The hole where the tooth root is will eventually collapse as there’s nothing to support the bone around it. The space between the teeth may be closed when teeth either side of the gap move over inside.
These will affect your ability to chew and eat correctly and in the future can cause more damage to other healthy teeth.
Dental implants bring back the look, feel and function of your tooth and can go from single tooth restoration to a full mouth restoration.
It can be used a single crown to make the implant a replacement for a single tooth.
A bridge of 3-4 teeth can be mounted on one or two implants to restore several missing teeth.
Even a full upper or lower denture can be supported on four implants per arch to restore every missing tooth.
A dental implant is a titanium screw that gets implanted into the jaw where the tooth’s root used to be, and becomes an artificial root.
The titanium it’s bio-compatible whereby the tissue will form around the metal without inflammation or rejection of the implant.
The Process of Dental Implants
The first step is to remove the tooth or teeth that need to be replaced, if they haven’t been taken out yet.
After that, the implant is placed into the jaw. Once the gum is sewed over the top, the area is ready to heal and the bone eventually will fuse to the implant.
When the implant is set in place, the gum will be opened and a connecting point or abutment will be attached to the implant.

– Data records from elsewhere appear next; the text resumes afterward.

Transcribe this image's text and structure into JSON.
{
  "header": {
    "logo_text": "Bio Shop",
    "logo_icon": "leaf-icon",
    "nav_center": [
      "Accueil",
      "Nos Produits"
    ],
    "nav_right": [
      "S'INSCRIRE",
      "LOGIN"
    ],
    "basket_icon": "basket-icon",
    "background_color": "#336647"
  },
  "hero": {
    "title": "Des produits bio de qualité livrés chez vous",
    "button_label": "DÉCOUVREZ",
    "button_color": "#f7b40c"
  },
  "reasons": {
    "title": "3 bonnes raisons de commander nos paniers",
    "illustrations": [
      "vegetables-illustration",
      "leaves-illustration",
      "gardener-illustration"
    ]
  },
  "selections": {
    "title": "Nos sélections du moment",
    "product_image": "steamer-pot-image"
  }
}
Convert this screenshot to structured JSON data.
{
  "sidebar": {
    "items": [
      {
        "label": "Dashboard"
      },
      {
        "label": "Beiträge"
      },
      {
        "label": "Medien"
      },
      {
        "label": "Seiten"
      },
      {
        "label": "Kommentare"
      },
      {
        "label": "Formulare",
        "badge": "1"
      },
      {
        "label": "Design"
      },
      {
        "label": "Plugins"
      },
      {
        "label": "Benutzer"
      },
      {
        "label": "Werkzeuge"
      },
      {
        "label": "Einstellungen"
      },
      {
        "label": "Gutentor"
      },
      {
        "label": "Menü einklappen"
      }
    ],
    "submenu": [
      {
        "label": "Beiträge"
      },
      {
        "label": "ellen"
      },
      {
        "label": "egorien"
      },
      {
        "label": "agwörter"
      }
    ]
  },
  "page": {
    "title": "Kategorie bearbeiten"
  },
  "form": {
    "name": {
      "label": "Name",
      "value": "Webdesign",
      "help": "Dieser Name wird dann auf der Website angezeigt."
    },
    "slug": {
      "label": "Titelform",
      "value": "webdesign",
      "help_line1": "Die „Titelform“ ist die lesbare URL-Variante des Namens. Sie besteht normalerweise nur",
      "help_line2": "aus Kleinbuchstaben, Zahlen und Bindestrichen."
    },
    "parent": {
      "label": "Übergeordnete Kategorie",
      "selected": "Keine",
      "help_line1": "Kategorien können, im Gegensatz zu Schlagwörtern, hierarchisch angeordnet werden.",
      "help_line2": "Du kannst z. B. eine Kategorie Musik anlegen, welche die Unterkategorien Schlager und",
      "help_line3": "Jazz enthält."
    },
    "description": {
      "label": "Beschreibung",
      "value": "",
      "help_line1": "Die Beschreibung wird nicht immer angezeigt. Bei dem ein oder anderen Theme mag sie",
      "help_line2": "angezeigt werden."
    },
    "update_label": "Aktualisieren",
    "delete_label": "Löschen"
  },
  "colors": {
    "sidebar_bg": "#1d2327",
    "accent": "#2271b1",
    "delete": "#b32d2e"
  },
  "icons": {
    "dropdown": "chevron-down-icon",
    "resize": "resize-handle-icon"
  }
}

At the end, the restoration is connected to the abutment.
This process can take several weeks to months; it will depend on the number of implants, health of the mouth, and available bone volume.
Who Can Get A Dental Implant?
Implants are convenient for almost everyone with a healthy mouth and enough bone volume.
There’s situations that can cause difficulties to the procedure:
Too little bone volume. This can be repair with bone augmentation or grafting in certain cases.
Smoking is never good for any major oral surgery, as it increases the risk of gum disease and weakens the gums.
Some medications and medical conditions could make surgery a risk and also be determinant to whether you can get implants. Consult with your dentist if you have doubts